* **Exercise prompt**
Please reproduce the listing in full, exactly as given.

* **Records for processing**
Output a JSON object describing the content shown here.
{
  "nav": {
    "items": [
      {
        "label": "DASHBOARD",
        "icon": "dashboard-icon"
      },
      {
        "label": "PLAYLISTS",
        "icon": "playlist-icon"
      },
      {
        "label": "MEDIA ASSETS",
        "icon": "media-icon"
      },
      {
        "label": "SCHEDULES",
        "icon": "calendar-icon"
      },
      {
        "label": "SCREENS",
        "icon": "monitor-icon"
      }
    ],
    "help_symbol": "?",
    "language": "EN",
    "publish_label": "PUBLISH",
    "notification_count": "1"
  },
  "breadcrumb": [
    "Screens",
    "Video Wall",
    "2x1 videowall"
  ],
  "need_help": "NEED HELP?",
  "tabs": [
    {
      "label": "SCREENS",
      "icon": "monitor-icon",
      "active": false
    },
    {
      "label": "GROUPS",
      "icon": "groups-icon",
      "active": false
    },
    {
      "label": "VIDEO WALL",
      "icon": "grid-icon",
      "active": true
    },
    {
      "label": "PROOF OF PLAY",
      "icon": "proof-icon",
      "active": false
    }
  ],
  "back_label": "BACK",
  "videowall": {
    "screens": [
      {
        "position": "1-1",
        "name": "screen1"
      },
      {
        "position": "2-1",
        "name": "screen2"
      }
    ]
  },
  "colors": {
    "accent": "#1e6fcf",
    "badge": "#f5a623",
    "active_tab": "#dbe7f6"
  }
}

* **Answer box**
Output a JSON object describing the content shown here.
{
  "nav": {
    "items": [
      {
        "label": "DASHBOARD",
        "icon": "dashboard-icon"
      },
      {
        "label": "PLAYLISTS",
        "icon": "playlist-icon"
      },
      {
        "label": "MEDIA ASSETS",
        "icon": "media-icon"
      },
      {
        "label": "SCHEDULES",
        "icon": "calendar-icon"
      },
      {
        "label": "SCREENS",
        "icon": "monitor-icon"
      }
    ],
    "help_symbol": "?",
    "language": "EN",
    "publish_label": "PUBLISH",
    "notification_count": "1"
  },
  "breadcrumb": [
    "Screens",
    "Video Wall",
    "2x1 videowall"
  ],
  "need_help": "NEED HELP?",
  "tabs": [
    {
      "label": "SCREENS",
      "icon": "monitor-icon",
      "active": false
    },
    {
      "label": "GROUPS",
      "icon": "groups-icon",
      "active": false
    },
    {
      "label": "VIDEO WALL",
      "icon": "grid-icon",
      "active": true
    },
    {
      "label": "PROOF OF PLAY",
      "icon": "proof-icon",
      "active": false
    }
  ],
  "back_label": "BACK",
  "videowall": {
    "screens": [
      {
        "position": "1-1",
        "name": "screen1"
      },
      {
        "position": "2-1",
        "name": "screen2"
      }
    ]
  },
  "colors": {
    "accent": "#1e6fcf",
    "badge": "#f5a623",
    "active_tab": "#dbe7f6"
  }
}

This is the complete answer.